China's Tiangong 1 space lab and its Chinese Long March 2F rocket is transferred to the launch site.
Credit: China Manned Space Engineering
China is making final preparations to launch its first space lab module — a prototype for a future space station — this week, state media reported.
The unmanned Tiangong 1 ("Heavenly Palace") module was scheduled to lift off between Sept. 27 and 30, but a forecasted cold weather front has pushed the targeted launch date back to Sept. 29 or 30. The module will launch on a Chinese Long March 2F rocket from the Jiuquan Satellite Launch Center in Northwest China.
Tiangong 1 is designed to connect with three spacecraft, Shenzhou 8, Shenzhou 9 and Shenzhou 10, which will launch later. The maneuvers will mark China's first dockings in orbit, and are planned to be carried out robotically. [Photos: China's First Space Station]
"This is a significant test. We've never done such a thing before," Lu Jinrong, the launch center's chief engineer, told state news agency Xinhua.
China originally planned to launch Tiangong 1 earlier, but the liftoff was delayed when a Long March 2C booster, similar to the Long March 2F, failed to reach orbit. Chinese officials investigated the accident and recolved the issue before pushing forward with Tiangong 1 plans.
Experts say the achievement will be a huge step forward for China's fledgling space program, and an important advancement toward the nation's goal of building a 60-ton manned space station by the year 2020.

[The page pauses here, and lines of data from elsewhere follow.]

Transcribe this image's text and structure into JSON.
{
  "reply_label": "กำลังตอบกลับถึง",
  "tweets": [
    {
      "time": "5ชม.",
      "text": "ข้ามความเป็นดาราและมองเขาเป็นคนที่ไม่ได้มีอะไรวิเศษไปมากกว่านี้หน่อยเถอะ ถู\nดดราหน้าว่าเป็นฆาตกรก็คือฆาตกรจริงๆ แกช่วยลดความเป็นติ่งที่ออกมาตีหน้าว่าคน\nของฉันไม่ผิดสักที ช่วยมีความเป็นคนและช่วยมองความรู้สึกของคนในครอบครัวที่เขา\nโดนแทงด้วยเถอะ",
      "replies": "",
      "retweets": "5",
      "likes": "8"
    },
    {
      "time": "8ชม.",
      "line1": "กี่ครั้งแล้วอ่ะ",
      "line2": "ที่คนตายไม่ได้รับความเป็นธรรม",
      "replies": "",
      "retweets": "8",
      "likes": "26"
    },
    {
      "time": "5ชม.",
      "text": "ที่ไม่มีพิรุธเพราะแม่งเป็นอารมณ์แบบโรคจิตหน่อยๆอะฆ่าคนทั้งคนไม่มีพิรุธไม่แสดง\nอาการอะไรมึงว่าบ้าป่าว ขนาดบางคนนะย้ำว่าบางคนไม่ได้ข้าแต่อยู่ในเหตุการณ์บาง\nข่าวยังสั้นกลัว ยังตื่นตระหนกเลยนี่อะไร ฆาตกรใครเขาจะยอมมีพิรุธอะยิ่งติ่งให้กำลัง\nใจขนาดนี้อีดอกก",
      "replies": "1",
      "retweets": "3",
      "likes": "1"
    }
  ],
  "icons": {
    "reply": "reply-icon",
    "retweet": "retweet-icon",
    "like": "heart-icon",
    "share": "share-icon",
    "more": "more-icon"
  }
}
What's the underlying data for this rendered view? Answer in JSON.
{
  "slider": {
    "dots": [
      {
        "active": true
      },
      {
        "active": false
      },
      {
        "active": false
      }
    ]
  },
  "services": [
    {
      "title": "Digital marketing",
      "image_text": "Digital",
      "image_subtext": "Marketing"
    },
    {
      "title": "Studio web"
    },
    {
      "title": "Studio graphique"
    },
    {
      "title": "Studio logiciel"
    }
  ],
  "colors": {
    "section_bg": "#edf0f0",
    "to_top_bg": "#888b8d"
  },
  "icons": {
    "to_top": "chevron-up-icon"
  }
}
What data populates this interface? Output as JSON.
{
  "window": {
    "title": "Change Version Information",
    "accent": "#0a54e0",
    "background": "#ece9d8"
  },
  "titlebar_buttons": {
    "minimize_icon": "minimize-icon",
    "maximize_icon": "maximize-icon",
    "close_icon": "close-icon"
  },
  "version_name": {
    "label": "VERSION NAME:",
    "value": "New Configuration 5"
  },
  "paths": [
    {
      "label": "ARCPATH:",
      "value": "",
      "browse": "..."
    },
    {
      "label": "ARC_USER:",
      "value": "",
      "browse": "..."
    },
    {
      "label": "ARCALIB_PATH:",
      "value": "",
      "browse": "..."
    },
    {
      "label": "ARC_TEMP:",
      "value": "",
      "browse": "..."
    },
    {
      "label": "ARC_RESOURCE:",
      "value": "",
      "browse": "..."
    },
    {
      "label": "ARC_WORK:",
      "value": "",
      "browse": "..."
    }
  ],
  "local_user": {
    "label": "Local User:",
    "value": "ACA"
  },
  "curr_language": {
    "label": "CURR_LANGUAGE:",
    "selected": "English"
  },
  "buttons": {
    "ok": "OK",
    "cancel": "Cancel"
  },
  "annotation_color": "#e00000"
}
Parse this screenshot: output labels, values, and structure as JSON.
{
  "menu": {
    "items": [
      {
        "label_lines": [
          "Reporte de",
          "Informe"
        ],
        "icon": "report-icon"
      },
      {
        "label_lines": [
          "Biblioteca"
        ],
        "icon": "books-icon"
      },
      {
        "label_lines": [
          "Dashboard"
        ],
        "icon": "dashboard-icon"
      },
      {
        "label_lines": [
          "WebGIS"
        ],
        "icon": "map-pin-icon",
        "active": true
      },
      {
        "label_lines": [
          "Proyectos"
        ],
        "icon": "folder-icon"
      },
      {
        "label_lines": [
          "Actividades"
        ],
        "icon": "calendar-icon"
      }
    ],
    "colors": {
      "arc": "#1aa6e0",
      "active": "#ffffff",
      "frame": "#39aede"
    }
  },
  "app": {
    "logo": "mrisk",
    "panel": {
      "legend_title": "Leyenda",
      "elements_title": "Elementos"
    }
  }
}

The module will also carry medical and engineering experiments onboard.
Engineers conducted a full ground simulation of launch on Sunday afternoon (Sept. 25). Workers have made more than 100 upgrades to the launch site, and more than 170 technical improvements to the Long March 2F rocket, in preparation for Tiangong's mission, Cui Jijun, commander-in-chief of the launch site system and director of Jiuquan Satellite Launch Center, told Xinhua. These include a new updated computer center and command monitoring system at the Jiuquan Satellite Launch Center, as well as new systems to increase Mission Control's ability to adapt to changes that may occur during the mission.
"[The launch site] has the full conditions to conduct the Tiangong 1 mission," Cui said. [How China's First Space Station Will Work (Infographic)]
After the United States and Russia, China is only the third nation to independently launch humans to orbit. China's first manned mission, Shenzhou 5, occurred in 2003, and was followed by two more manned missions in 2005 and 2008.